Which lines of the data below include the string "watermark"? Return each of them.

● **DATA FOR PROCESSING**:
────────────────────────────────────────

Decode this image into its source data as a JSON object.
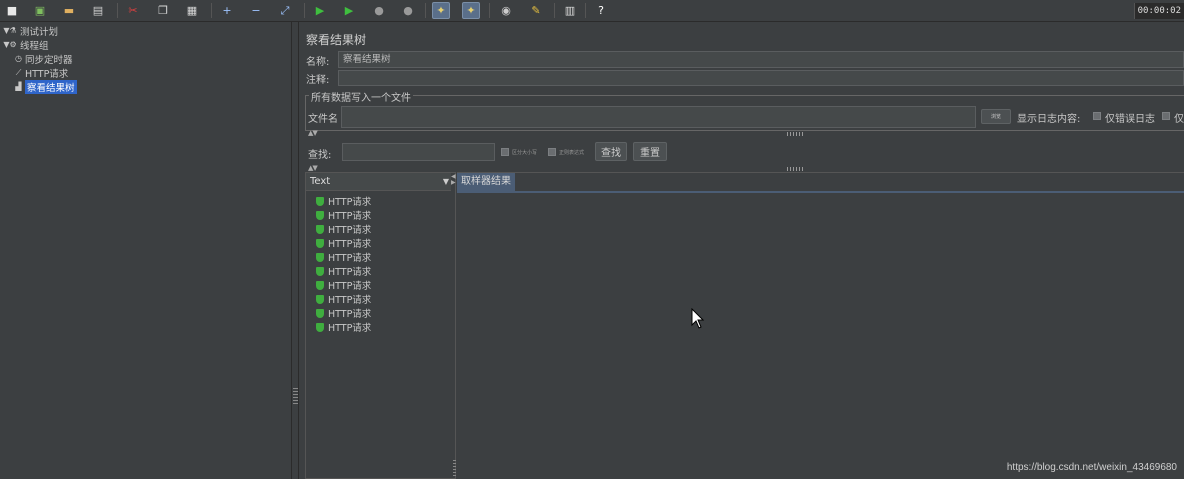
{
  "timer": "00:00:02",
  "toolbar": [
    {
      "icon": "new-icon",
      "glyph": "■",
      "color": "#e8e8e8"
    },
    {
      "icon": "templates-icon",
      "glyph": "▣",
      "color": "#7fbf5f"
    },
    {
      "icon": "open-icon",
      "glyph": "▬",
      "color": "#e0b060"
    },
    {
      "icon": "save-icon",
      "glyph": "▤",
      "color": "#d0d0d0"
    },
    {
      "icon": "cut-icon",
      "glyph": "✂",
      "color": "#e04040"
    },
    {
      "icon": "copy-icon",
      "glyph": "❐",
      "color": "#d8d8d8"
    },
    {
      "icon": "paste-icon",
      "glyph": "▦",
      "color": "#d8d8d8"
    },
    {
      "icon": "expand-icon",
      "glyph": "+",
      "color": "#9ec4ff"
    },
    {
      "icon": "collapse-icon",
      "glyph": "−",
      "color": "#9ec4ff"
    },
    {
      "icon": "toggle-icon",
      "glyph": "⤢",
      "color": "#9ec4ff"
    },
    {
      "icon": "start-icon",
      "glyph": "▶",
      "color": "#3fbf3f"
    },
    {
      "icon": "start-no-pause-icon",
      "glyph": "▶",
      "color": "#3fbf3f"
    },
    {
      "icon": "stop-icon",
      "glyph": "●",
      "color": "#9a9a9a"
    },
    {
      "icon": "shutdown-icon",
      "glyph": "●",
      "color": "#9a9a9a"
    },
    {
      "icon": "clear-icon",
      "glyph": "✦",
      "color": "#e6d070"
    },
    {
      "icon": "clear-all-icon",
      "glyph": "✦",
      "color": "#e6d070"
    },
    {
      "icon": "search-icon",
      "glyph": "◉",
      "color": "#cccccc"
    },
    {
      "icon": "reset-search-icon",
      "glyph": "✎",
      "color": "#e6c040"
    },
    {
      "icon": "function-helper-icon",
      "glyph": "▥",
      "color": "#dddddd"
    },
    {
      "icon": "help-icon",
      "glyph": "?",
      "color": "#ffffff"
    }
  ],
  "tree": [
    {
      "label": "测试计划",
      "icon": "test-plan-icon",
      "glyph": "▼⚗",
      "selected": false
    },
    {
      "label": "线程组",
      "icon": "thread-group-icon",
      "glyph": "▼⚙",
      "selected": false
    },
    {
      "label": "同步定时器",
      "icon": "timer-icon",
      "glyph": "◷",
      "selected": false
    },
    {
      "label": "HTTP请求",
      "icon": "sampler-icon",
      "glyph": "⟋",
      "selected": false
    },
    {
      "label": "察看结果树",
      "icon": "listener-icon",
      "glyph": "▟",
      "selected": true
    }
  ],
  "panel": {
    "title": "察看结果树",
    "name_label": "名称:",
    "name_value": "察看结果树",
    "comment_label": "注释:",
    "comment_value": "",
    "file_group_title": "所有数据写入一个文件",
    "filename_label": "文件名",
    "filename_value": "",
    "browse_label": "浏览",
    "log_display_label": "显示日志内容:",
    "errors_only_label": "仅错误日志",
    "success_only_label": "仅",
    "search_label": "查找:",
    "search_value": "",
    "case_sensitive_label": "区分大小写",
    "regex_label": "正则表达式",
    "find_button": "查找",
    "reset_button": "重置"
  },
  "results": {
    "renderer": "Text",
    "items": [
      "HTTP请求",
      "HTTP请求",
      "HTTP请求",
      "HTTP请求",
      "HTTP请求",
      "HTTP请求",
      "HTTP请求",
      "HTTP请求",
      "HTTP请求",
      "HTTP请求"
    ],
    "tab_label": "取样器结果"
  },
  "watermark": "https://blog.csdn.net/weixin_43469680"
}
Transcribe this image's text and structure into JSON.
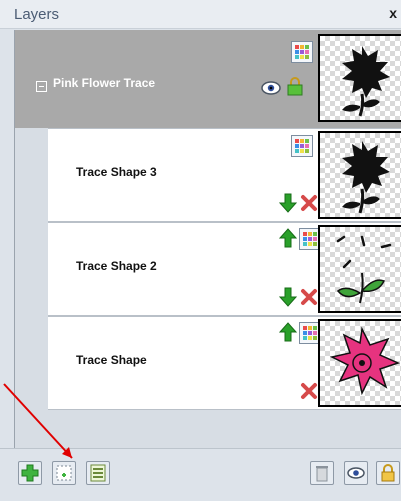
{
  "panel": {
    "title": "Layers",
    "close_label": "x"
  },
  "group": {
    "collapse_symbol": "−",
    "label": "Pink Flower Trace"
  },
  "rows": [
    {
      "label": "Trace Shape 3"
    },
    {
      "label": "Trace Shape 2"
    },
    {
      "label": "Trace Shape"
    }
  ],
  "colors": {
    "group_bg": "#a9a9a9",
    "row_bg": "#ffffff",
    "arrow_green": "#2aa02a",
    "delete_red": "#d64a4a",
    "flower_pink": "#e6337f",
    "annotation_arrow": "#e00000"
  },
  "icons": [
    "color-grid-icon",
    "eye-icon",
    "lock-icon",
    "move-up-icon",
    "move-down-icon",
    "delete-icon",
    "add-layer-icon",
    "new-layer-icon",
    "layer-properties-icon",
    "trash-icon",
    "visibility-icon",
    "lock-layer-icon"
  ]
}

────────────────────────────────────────

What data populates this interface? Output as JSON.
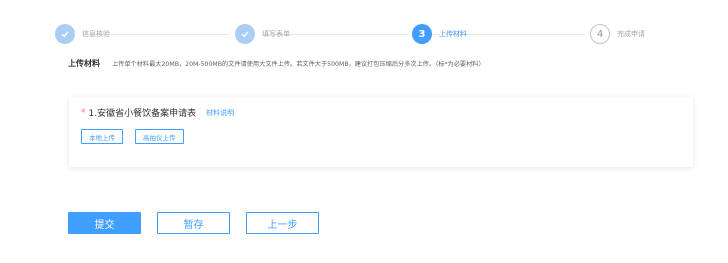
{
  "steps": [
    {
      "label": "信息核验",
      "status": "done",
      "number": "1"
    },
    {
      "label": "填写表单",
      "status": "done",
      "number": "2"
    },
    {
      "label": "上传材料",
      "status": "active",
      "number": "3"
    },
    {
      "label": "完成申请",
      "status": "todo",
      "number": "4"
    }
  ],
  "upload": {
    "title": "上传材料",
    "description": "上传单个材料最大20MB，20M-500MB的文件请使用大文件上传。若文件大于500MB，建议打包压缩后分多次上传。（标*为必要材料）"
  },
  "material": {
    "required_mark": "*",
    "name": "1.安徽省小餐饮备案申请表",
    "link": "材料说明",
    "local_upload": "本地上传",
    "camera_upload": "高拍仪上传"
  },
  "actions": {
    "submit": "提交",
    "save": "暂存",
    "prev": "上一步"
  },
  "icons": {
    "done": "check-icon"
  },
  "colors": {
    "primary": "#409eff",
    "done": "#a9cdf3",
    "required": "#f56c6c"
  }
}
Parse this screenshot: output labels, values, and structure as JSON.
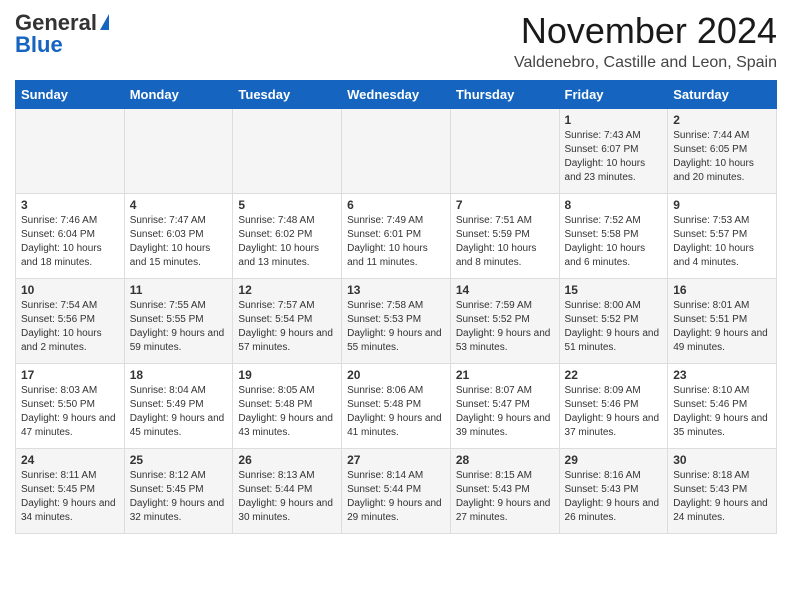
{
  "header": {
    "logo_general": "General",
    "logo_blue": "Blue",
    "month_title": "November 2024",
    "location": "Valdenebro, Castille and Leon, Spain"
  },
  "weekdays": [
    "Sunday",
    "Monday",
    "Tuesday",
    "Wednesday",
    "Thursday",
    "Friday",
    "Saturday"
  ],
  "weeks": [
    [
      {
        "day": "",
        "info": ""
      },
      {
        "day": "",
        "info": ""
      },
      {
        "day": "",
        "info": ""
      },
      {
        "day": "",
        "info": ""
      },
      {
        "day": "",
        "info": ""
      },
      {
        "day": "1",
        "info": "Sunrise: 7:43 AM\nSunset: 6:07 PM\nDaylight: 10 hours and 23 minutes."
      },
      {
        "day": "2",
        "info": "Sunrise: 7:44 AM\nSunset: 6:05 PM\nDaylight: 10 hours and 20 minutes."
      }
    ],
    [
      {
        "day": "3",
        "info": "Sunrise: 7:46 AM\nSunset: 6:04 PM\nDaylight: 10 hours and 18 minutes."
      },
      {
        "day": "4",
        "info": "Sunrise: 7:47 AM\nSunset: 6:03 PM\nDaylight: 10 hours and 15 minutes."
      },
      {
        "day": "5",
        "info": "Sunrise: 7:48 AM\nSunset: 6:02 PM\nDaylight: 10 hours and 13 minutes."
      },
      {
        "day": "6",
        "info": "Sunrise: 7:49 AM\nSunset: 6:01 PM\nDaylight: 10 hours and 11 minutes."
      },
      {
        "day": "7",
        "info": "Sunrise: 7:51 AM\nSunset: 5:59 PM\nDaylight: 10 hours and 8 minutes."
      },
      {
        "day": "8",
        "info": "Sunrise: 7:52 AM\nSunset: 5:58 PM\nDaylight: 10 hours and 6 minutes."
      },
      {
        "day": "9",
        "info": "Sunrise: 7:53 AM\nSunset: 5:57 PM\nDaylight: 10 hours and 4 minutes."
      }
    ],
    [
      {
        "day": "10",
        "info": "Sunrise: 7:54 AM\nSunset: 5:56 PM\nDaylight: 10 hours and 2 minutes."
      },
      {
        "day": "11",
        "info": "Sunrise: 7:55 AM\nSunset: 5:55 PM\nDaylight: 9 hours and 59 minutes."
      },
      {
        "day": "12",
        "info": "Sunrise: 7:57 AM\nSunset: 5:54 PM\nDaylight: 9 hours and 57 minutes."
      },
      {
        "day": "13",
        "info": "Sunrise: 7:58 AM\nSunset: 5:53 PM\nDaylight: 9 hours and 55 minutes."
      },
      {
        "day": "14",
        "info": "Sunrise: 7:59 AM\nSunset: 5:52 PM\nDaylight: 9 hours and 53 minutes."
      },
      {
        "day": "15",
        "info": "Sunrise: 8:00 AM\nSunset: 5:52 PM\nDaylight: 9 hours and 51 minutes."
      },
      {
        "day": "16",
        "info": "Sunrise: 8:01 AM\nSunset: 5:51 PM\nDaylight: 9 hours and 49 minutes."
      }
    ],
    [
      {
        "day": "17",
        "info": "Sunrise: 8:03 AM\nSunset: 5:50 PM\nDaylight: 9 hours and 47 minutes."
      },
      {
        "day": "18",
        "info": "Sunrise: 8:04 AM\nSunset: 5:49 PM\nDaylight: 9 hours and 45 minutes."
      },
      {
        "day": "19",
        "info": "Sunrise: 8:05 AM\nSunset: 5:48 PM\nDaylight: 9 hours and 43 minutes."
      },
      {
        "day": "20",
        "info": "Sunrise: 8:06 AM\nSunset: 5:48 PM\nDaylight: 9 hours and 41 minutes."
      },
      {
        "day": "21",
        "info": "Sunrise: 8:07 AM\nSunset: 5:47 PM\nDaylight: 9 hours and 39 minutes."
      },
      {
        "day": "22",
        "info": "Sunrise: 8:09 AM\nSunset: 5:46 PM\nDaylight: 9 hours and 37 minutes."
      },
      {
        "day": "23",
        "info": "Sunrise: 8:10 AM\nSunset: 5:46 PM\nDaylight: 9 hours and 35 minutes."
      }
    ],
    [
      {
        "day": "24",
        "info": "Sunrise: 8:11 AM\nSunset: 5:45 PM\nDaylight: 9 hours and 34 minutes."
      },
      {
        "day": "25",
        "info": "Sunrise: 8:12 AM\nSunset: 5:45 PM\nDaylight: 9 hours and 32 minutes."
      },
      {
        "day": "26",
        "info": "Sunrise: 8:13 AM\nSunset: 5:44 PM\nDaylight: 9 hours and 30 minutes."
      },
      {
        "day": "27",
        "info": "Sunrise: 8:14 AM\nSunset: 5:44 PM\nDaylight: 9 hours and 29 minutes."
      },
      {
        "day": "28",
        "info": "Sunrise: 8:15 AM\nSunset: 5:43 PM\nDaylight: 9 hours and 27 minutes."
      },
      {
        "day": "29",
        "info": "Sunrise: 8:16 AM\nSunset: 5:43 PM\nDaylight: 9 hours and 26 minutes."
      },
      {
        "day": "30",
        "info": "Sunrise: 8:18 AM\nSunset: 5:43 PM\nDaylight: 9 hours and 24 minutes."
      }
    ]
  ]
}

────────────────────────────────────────

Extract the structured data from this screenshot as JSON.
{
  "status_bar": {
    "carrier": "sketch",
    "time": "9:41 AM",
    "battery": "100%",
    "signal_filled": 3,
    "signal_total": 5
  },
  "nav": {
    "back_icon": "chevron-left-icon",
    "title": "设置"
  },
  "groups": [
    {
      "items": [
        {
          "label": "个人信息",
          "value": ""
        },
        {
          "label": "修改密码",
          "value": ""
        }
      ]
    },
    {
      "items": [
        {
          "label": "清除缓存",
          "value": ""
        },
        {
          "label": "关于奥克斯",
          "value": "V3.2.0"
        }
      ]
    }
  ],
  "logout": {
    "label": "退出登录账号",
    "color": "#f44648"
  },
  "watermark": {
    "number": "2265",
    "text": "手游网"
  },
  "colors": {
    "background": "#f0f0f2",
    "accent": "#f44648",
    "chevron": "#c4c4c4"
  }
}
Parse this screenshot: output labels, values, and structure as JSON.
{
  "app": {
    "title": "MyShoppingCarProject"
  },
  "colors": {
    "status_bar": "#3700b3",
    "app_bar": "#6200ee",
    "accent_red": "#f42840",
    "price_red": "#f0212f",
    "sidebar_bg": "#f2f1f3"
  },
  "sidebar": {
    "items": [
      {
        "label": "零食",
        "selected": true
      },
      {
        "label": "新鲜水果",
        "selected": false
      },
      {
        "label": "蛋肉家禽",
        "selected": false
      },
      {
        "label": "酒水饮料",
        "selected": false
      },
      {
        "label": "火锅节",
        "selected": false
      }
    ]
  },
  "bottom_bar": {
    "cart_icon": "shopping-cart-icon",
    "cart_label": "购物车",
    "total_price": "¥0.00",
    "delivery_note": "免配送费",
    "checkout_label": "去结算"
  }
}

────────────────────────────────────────

● **RESULT**:
  "watermark": "https://blog.csdn.net/weixin_43469680"
  "watermark": {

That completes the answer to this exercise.